Look through the entries below for the string "JSON", and copy each line where it is found.

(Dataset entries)
>>>>

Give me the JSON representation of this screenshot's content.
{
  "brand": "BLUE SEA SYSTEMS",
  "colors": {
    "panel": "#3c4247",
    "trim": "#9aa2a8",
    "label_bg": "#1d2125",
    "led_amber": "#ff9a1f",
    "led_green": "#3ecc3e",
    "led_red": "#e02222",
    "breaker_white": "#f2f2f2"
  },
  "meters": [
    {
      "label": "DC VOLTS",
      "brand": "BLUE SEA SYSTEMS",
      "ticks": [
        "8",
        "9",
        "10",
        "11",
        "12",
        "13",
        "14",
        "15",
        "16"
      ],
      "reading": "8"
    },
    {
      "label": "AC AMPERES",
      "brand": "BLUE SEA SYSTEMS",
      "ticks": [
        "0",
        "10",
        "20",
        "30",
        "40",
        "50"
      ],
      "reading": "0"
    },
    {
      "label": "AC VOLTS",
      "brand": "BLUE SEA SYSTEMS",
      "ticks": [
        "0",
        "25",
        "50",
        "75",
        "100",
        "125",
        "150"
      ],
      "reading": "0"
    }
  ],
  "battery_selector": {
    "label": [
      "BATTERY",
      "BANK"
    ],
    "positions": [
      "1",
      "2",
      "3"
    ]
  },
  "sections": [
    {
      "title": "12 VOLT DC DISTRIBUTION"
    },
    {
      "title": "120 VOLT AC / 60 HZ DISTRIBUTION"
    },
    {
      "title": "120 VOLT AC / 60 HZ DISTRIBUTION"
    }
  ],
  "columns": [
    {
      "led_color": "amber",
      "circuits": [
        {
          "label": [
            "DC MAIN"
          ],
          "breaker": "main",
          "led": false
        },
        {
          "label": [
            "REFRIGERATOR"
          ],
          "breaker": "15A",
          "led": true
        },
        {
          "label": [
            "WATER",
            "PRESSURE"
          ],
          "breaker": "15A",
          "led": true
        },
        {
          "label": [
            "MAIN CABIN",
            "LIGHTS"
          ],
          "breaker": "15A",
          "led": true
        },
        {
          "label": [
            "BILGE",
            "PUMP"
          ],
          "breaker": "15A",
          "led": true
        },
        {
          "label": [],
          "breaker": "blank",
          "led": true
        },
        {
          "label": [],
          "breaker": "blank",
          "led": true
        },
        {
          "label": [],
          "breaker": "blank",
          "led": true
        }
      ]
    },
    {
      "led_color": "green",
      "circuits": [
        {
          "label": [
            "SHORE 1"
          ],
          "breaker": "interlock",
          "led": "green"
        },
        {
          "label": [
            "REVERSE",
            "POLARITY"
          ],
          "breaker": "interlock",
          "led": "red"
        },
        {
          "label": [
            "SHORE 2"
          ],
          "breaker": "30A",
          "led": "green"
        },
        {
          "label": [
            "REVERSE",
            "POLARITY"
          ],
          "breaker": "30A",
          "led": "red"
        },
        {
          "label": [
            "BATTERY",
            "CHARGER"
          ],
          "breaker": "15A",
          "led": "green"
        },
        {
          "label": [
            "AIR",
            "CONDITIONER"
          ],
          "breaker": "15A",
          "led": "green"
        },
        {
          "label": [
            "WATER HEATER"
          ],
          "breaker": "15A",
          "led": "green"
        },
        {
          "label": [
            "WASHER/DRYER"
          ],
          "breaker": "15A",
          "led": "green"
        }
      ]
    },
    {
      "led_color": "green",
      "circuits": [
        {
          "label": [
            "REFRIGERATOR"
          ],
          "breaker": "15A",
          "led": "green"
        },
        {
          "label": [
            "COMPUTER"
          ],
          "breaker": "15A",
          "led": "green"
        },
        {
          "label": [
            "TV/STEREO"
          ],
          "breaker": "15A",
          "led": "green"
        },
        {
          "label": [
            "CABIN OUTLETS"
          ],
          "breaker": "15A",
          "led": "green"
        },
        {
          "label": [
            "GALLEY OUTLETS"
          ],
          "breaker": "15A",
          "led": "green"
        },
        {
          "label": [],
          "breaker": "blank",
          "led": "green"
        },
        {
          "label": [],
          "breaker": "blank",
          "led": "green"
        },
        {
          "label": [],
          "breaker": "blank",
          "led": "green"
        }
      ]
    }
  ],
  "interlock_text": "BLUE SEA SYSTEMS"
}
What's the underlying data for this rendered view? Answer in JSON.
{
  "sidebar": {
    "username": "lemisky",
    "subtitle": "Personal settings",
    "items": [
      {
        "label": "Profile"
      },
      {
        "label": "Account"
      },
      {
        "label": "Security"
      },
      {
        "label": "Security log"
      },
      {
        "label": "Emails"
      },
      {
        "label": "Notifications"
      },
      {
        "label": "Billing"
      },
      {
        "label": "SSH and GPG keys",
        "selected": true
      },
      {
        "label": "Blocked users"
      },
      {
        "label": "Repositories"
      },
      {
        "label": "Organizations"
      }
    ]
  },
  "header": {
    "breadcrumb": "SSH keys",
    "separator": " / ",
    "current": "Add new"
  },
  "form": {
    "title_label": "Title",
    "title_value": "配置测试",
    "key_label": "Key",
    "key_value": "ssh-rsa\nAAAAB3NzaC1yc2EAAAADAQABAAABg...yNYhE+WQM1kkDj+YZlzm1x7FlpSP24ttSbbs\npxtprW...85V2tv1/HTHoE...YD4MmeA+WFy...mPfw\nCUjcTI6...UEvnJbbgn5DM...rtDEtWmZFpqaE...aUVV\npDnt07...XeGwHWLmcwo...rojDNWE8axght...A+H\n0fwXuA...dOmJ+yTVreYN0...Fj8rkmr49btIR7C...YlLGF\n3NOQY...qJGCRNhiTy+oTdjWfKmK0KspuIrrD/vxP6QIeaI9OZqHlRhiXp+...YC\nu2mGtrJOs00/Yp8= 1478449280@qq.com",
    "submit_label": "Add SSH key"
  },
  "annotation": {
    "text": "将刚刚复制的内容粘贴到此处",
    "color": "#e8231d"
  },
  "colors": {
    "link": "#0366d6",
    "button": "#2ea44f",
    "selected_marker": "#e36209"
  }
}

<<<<
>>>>

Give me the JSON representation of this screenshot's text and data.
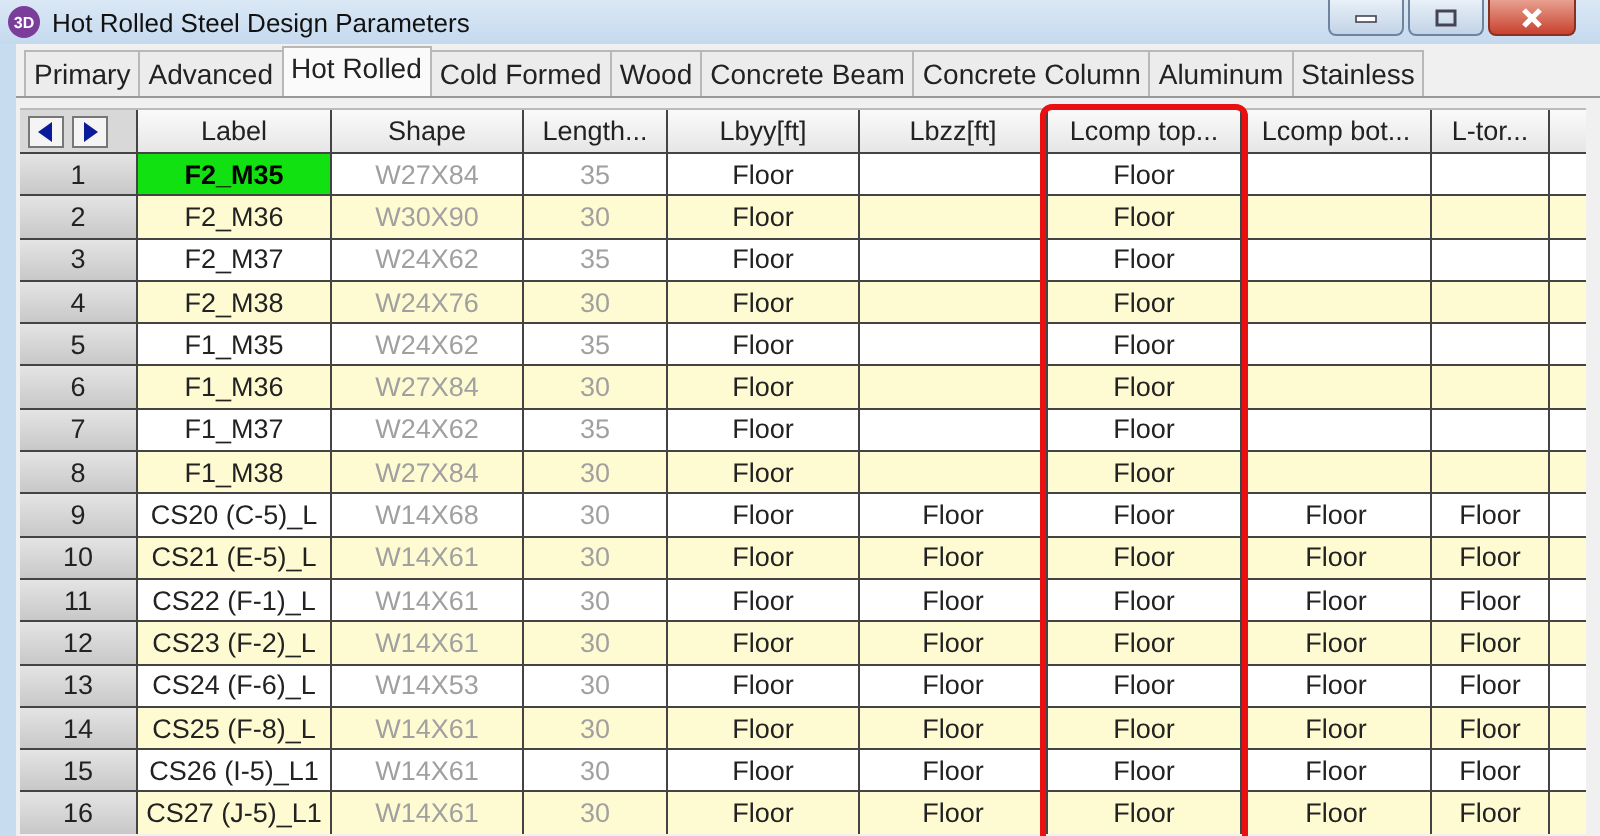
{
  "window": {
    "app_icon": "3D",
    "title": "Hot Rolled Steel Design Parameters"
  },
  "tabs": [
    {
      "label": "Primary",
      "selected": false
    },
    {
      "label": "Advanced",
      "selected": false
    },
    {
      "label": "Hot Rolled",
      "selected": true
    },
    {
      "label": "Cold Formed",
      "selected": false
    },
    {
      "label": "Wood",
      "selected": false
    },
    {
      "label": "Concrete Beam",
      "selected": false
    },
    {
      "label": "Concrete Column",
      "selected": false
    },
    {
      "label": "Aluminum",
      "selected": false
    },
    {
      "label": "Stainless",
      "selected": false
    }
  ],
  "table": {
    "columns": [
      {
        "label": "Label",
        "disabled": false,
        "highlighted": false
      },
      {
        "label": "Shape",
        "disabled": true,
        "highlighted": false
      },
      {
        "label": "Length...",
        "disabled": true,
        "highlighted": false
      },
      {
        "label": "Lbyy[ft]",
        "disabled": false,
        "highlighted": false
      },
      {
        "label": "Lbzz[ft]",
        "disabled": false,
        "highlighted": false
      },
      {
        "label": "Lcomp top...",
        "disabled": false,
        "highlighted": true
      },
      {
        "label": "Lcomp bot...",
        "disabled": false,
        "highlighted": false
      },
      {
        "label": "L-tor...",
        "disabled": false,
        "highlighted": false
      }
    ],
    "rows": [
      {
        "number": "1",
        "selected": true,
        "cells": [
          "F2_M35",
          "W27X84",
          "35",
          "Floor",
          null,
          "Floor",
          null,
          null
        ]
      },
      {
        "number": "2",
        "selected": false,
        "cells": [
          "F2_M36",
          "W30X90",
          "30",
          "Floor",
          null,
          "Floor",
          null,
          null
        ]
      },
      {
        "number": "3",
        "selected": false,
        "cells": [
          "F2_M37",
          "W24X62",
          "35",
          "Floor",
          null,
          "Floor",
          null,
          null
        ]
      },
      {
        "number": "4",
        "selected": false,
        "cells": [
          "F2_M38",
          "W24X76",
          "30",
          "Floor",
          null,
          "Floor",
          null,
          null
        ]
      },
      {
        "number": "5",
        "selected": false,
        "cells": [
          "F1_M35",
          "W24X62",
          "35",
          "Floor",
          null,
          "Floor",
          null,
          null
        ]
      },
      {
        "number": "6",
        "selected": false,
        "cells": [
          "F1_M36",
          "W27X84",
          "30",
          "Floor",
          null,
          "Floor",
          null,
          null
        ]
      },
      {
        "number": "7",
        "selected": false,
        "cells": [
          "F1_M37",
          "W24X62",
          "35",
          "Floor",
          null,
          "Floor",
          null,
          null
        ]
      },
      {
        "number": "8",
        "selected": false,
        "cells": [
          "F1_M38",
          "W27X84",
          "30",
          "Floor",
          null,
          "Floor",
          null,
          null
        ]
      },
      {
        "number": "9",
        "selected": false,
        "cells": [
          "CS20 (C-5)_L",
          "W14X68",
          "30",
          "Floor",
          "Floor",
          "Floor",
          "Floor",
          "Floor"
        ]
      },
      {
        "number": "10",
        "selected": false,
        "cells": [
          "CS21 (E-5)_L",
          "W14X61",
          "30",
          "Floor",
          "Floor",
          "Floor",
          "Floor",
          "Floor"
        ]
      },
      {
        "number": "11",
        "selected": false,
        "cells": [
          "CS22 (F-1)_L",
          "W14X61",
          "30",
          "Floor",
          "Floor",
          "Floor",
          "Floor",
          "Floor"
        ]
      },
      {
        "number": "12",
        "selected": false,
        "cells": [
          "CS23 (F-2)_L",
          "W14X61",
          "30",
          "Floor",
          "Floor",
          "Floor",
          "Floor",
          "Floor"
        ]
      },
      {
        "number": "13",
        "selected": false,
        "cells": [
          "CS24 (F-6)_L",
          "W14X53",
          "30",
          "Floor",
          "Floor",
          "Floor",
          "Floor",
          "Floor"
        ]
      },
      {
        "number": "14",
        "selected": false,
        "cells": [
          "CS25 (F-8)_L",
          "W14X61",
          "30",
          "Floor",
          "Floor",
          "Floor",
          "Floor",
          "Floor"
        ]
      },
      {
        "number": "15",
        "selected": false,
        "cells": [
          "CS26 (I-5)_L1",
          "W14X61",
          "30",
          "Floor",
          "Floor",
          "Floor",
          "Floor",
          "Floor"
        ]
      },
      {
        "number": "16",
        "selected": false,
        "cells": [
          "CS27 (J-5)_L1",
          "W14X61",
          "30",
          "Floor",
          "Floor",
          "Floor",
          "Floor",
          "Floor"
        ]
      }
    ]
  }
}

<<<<

▶ _Answer to this exercise_:
Give me the JSON representation of this screenshot's content.
What's the underlying data for this rendered view? Answer in JSON.
Give me the JSON representation of this screenshot's text and data.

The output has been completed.